Does Whiskey Go Bad? Everything You Need to Know.


Words By Brad Neathery

It's a common question asked by whiskey lovers everywhere: does whiskey go bad? The answer, as with most things in life, is – it depends. We get the question often enough, especially with a spire of wood in our bottle, so we figured we'd give you a definitive answer. Here's everything you need to know about whether or not your precious whiskey could go bad.

Whiskey is a distilled spirit made from fermented grain mash. It typically has a high alcohol content, and is aging in wooden casks (usually oak). Because of its high alcohol content, many people believe that whiskey can't go bad. However, this isn't actually the case.

While it's true that the alcohol content in whiskey acts as a preservative, there are still some conditions under which whiskey can go bad. If whiskey is exposed to too much oxygen, for example, it can start to oxidize and develop a rancid taste. Additionally, if whiskey is stored in a hot or humid environment, it can begin to grow mold or mildew.

Another factor to consider is if the bottle has ever been opened. Most of us are familiar with wine oxidizing within the first several hours of a bottle being opened. However, whiskey oxidizes at a much slower rate. It will take years, as opposed to days or hours, for whiskey to develop that sour flavor after being opened. If left unopened, however, a bottle of whiskey can virtually last indefinitely.

One question we often receive at Oak & Eden is "Will the spire ever over-oak the whiskey," or "Will the spire ruin the whiskey after being in the bottle for months or years?" The short answer is no, and here's why. Unlike a barrel, which interacts with oxygen, humidity, barometric pressure, temperature changes, etc. the Oak & Eden spire is fully submerged in a closed glass bottle and often stored in a cool, dark, temperature controlled environment, so once the spire has expressed all of its flavor, it cannot “breathe” the way a barrel would. After about 6 weeks, the spire exhausts and has no flavor left to express. Additionally, because the spire is made of American white oak, a closed-grain wood, and stored in a high proof alcohol, it is impossible to harbor bacteria or mold.
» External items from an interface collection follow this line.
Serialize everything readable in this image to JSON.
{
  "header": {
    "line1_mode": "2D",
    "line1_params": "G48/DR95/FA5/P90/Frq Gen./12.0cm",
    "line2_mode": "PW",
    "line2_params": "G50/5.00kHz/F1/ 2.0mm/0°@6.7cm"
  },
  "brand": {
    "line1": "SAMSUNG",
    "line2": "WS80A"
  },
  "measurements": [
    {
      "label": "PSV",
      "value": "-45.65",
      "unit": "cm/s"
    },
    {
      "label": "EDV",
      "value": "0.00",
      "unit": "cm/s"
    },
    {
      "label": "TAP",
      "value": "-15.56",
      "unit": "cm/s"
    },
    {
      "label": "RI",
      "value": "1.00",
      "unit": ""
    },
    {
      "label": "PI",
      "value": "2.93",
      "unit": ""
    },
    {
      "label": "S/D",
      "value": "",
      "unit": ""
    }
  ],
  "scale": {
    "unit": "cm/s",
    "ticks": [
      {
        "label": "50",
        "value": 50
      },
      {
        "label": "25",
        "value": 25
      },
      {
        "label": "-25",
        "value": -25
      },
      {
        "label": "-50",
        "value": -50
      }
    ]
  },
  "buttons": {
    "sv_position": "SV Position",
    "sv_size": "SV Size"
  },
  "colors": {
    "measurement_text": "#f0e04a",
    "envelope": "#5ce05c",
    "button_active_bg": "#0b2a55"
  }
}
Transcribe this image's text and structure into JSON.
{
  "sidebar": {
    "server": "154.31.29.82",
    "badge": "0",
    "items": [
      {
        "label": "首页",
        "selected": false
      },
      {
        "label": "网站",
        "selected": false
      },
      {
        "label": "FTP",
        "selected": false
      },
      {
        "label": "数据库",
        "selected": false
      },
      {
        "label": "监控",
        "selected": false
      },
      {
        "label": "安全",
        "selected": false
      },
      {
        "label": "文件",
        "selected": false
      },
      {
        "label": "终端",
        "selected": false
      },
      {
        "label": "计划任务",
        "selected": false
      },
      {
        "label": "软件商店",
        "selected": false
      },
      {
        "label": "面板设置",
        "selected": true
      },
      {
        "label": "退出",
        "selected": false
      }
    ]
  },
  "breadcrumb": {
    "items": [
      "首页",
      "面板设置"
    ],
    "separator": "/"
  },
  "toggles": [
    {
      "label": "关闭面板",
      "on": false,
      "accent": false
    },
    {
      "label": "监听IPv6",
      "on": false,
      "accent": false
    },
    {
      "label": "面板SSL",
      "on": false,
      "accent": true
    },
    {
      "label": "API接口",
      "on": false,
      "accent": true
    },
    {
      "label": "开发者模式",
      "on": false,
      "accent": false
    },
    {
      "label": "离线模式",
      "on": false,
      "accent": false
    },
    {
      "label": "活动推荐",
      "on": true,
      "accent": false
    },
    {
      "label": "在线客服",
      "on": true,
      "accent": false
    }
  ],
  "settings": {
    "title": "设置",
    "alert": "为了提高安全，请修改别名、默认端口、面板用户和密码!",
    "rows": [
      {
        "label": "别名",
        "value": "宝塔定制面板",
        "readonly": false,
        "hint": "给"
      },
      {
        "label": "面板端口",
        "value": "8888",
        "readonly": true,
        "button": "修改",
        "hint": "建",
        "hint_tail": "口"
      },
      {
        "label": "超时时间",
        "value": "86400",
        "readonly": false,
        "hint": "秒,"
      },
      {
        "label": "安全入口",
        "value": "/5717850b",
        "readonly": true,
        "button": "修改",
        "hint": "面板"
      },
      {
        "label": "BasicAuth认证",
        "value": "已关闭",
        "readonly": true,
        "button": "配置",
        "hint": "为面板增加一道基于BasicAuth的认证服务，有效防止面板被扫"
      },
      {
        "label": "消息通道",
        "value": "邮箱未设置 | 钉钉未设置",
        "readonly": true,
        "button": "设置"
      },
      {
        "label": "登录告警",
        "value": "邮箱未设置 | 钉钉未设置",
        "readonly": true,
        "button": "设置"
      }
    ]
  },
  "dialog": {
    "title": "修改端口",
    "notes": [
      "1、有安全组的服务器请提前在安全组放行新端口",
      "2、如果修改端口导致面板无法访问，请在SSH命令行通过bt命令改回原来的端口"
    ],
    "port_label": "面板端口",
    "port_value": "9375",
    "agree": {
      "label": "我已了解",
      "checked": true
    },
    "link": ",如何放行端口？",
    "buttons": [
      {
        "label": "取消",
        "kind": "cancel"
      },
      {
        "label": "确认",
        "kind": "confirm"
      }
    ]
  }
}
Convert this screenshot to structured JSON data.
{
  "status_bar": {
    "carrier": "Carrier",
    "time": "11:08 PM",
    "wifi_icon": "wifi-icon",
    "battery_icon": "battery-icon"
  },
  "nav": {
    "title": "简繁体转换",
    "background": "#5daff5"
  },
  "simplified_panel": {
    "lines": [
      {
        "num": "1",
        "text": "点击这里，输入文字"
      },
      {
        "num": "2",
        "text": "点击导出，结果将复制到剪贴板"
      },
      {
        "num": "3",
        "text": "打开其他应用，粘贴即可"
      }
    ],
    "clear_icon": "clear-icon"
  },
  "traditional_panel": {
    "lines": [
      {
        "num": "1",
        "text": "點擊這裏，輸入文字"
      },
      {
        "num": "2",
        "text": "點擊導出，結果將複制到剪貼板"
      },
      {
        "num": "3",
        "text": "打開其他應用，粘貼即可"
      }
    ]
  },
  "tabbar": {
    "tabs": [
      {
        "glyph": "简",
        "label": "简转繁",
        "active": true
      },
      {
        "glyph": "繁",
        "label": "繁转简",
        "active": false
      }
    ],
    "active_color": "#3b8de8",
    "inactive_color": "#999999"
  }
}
For most of us who store our whiskey in cool, dim environments, however, the spirit will remain perfectly fine to drink for years – even decades. If you're ever concerned that your whiskey has oxidized, or gone bad, the best way to test it before trying it is to give it a smell. If it smells like vinegar, or anything other than whiskey, it's probably best to pour it out. More often than not, it'll be just as delicious as the day you bought it.

Words By Brad Neathery